[Data to process]
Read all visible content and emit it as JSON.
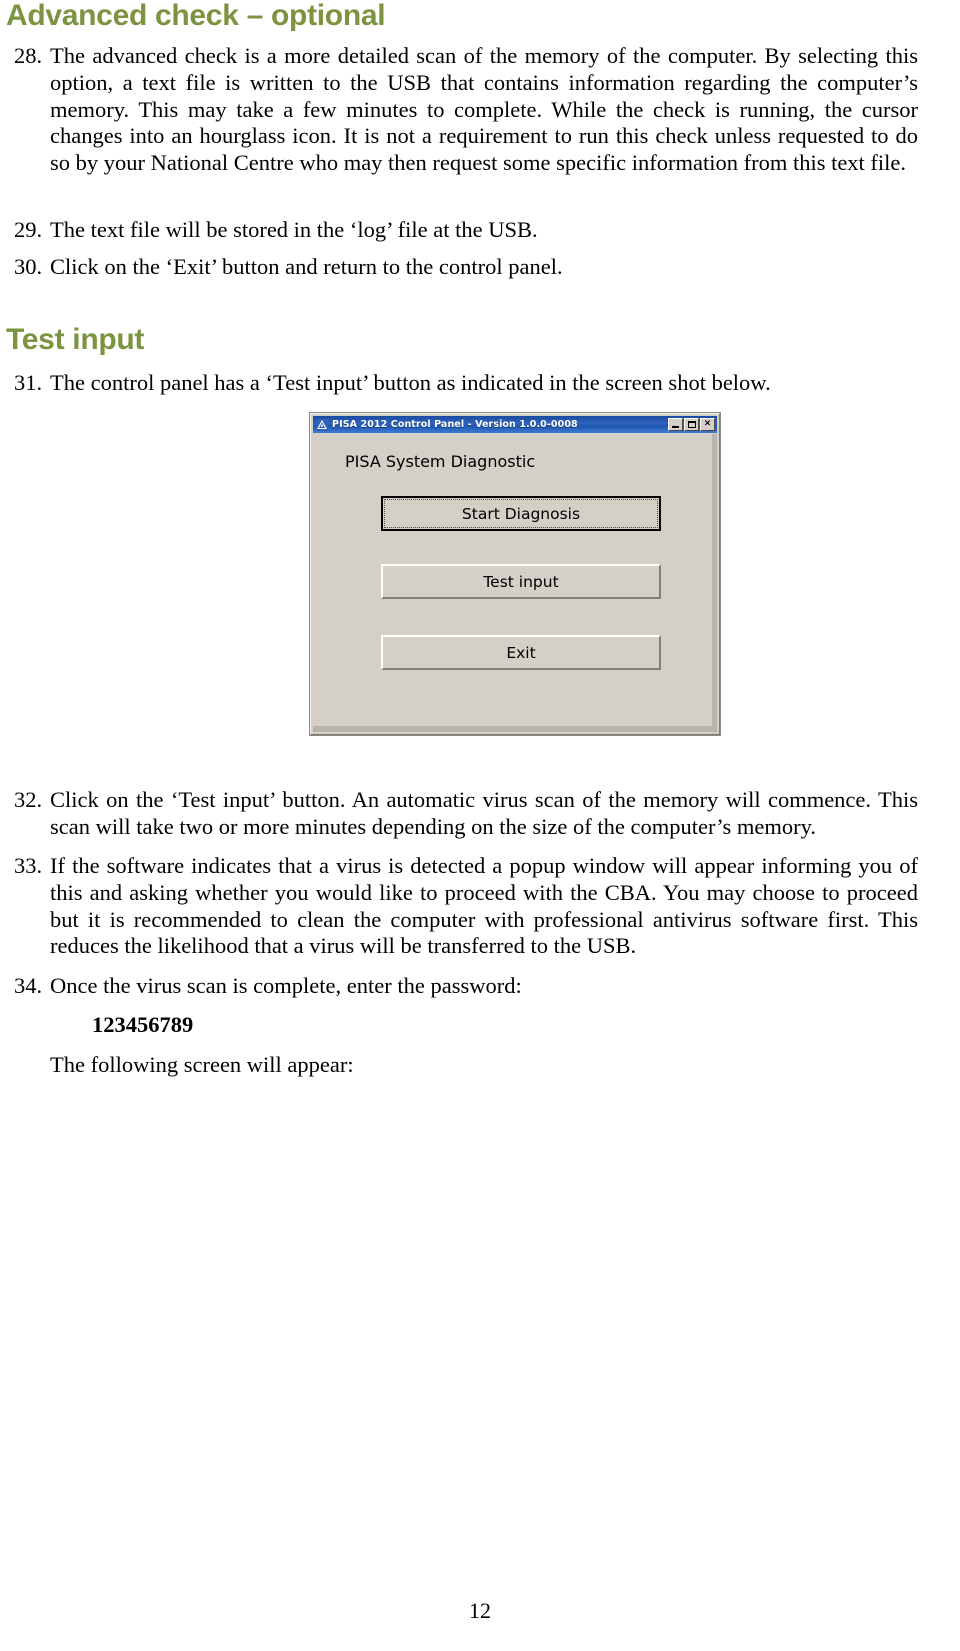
{
  "document": {
    "page_number": "12",
    "headings": {
      "advanced_check": "Advanced check – optional",
      "test_input": "Test input"
    },
    "items": [
      {
        "number": "28.",
        "text": "The advanced check is a more detailed scan of the memory of the computer. By selecting this option, a text file is written to the USB that contains information regarding the computer’s memory. This may take a few minutes to complete. While the check is running, the cursor changes into an hourglass icon. It is not a requirement to run this check unless requested to do so by your National Centre who may then request some specific information from this text file."
      },
      {
        "number": "29.",
        "text": "The text file will be stored in the ‘log’ file at the USB."
      },
      {
        "number": "30.",
        "text": "Click on the ‘Exit’ button and return to the control panel."
      },
      {
        "number": "31.",
        "text": "The control panel has a ‘Test input’ button as indicated in the screen shot below."
      },
      {
        "number": "32.",
        "text": "Click on the ‘Test input’ button. An automatic virus scan of the memory will commence. This scan will take two or more minutes depending on the size of the computer’s memory."
      },
      {
        "number": "33.",
        "text": "If the software indicates that a virus is detected a popup window will appear informing you of this and asking whether you would like to proceed with the CBA. You may choose to proceed but it is recommended to clean the computer with professional antivirus software first. This reduces the likelihood that a virus will be transferred to the USB."
      },
      {
        "number": "34.",
        "text": "Once the virus scan is complete, enter the password:"
      }
    ],
    "password": "123456789",
    "following_screen_text": "The following screen will appear:",
    "heading_color": "#7a9440"
  },
  "screenshot": {
    "window": {
      "title": "PISA 2012 Control Panel - Version 1.0.0-0008",
      "title_icon": "app-icon",
      "titlebar_color": "#2f63bd",
      "client_color": "#d4d0c8",
      "controls": {
        "minimize": "–",
        "maximize": "□",
        "close": "×"
      }
    },
    "client": {
      "label": "PISA System Diagnostic",
      "buttons": [
        {
          "label": "Start Diagnosis",
          "focused": true
        },
        {
          "label": "Test input",
          "focused": false
        },
        {
          "label": "Exit",
          "focused": false
        }
      ]
    }
  }
}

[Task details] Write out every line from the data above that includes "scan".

[Your solution]
        "text": "The advanced check is a more detailed scan of the memory of the computer. By selecting this option, a text file is written to the USB that contains information regarding the computer’s memory. This may take a few minutes to complete. While the check is running, the cursor changes into an hourglass icon. It is not a requirement to run this check unless requested to do so by your National Centre who may then request some specific information from this text file."
        "text": "Click on the ‘Test input’ button. An automatic virus scan of the memory will commence. This scan will take two or more minutes depending on the size of the computer’s memory."
        "text": "Once the virus scan is complete, enter the password:"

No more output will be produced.